The Justice of the Kingdom of God
Excerpts from teh Holy Father's Homily in Cuba, Jan. 25, 1998
By Pope John Paul II
..The ideological and economic systems succeeding one another in the last two centuries have often encouraged conflict as a method since their programs contained the seeds of opposition and disunity. This fact profoundly affected their understanding of man and of his relations with others. Some of these systems also presumed to relegate religion to the merely private sphere, stripping it of any social influence or importance. The state.should encourage a harmonious social climate and a suitable legislation which enables every person and every religious confession to live their faith freely, to express that faith in the context of public life and to count on adequate resources and opportunities to bring its spiritual, moral and civic benefits to bear on the life of the nation.

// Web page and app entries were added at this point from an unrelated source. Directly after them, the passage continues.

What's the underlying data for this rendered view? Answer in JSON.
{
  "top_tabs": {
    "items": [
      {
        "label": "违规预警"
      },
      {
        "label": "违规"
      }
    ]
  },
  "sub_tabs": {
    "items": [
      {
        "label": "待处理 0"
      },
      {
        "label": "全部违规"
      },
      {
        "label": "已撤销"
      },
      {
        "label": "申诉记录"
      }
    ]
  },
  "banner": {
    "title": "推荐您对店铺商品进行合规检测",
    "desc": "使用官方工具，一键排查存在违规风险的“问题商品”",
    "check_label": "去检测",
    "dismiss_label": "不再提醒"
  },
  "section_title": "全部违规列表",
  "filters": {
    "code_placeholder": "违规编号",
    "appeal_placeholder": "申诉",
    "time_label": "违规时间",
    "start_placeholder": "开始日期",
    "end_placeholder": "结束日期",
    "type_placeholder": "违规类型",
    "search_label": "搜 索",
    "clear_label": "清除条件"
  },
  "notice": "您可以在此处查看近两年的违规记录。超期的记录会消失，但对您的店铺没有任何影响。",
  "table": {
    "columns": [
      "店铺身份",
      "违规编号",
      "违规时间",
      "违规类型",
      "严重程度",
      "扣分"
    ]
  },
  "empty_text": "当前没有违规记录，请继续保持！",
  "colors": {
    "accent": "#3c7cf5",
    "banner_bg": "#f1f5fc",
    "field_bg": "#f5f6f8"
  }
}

On the other hand, various places are witnessing the resurgence of a certain capitalist neo-liberalism which subordinates the human person to blind market forces and conditions the development of peoples on those forces. From its centres of power, such neo-liberalism often places unbearable burdens upon less-favoured countries. Hence, at times, unsustainable economic programs are imposed on nations as a condition for further assistance. In the international community we thus see a small number of countries growing exceedingly rich at the cost of the increasing impoverishment of a great number of other countries; as a result the wealthy grow ever wealthier, while the poor grow ever poorer.
Dear brothers and sisters: The Church is a teacher in humanity. Faced with these systems, she presents a culture of love and of life, restoring hope to humanity, hope in the transforming power of love lived in the unity willed by Christ. For this to happen, it is necessary to follow a path of reconciliation, dialogue and fraternal acceptance of one.s neighbour, of every human person.
The Church, in carrying out her mission, sets before the world a new justice, the justice of the kingdom of God (Matthew 6:33). On various occasions I have spoken on social themes. It is necessary to keep speaking on these themes as long as any injustice, however small, is present in the world; otherwise the Church would not be faithful to the mission entrusted to her by Christ.
On the threshold of the year 2000, the teachings of Jesus maintain their full force. They are valid for all of you, dear brothers and sisters. In seeking the justice of the kingdom we cannot hesitate in the face of difficulties and misunderstandings. If the Master.s call to justice, to service and to love is accepted as good news, then the heart is expanded, criteria are transformed and a culture of love and life is born.